This disappointment has led some of those now fighting the Taliban to say they’d turn away government support, preferring to handle their own problems.

“In Ghazni when the Taliban grows strong, it doesn’t mean that the people support them. People don’t really support them. They are just quiet because they don’t have any government support behind them. That’s why they are accepting the Taliban out there in their area, but they’re not happy with it,” says Shah Gul Rezayee, a member of parliament from Ghanzi.

Despite the success of those who stood up to the Taliban in Andar district, not everyone supports them. One resident of Andar who asked to withhold his name for security reasons said that he did not see those who stood up to the Taliban as liberators, but rather, it looked more like the beginnings of yet a new militia with its own agenda.

Zubair Babakarkhail contributed to this report.

Permissions

Read Comments

View reader comments | Comment on this story

  • Weekly review of global news and ideas
  • Balanced, insightful and trustworthy
  • Subscribe in print or digital

Special Offer

 

Doing Good

 

What happens when ordinary people decide to pay it forward? Extraordinary change...

Danny Bent poses at the starting line of the Boston Marathon in Hopkinton, Mass.

After the Boston Marathon bombings, Danny Bent took on a cross-country challenge

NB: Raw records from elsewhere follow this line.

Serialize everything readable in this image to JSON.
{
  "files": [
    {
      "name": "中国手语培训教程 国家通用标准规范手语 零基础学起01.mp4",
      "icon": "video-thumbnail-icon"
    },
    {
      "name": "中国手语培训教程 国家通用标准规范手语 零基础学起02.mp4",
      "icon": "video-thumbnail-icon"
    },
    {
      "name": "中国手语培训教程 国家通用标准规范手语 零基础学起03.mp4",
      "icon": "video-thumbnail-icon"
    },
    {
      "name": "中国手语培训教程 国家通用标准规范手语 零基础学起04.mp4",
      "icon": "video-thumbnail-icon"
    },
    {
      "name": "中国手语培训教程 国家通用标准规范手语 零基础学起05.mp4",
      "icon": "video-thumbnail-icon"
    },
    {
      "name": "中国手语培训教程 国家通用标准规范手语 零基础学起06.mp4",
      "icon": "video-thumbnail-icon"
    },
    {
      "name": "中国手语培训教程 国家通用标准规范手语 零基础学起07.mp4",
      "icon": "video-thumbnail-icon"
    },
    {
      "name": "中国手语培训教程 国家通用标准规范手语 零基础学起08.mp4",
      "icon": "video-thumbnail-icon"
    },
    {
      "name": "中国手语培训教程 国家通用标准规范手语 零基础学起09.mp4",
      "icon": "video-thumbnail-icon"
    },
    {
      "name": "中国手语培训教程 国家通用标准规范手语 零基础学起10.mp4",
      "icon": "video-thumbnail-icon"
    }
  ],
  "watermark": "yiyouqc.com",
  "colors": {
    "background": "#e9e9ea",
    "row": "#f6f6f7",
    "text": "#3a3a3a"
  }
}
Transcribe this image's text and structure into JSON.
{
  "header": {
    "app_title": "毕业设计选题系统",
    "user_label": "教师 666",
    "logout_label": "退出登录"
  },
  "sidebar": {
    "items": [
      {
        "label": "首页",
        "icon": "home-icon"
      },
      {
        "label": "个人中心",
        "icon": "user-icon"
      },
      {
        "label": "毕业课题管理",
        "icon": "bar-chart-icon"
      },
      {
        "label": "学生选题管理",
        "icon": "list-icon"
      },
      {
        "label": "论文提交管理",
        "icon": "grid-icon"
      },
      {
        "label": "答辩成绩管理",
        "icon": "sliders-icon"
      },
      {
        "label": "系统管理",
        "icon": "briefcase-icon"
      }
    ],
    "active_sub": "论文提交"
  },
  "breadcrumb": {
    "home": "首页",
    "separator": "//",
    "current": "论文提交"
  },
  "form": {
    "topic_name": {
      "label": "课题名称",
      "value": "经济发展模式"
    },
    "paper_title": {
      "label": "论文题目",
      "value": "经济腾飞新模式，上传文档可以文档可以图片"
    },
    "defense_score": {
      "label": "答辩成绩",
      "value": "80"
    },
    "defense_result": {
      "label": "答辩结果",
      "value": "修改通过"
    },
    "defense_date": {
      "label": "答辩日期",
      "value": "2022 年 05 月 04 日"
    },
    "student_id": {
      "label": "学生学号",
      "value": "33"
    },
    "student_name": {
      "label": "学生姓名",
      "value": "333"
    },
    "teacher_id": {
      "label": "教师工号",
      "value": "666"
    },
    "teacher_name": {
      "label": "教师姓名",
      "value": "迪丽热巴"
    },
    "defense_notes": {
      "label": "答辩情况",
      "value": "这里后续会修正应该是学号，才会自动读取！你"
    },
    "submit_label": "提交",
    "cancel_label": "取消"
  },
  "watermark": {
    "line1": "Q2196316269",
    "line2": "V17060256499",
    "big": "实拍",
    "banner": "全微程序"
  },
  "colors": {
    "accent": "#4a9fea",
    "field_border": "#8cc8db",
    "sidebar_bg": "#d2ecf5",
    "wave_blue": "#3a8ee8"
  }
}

The athlete-adventurer co-founded a relay run called One Run for Boston that started in Los Angeles and ended at the marathon finish line to raise funds for victims.

 
 
Become a fan! Follow us! Google+ YouTube See our feeds!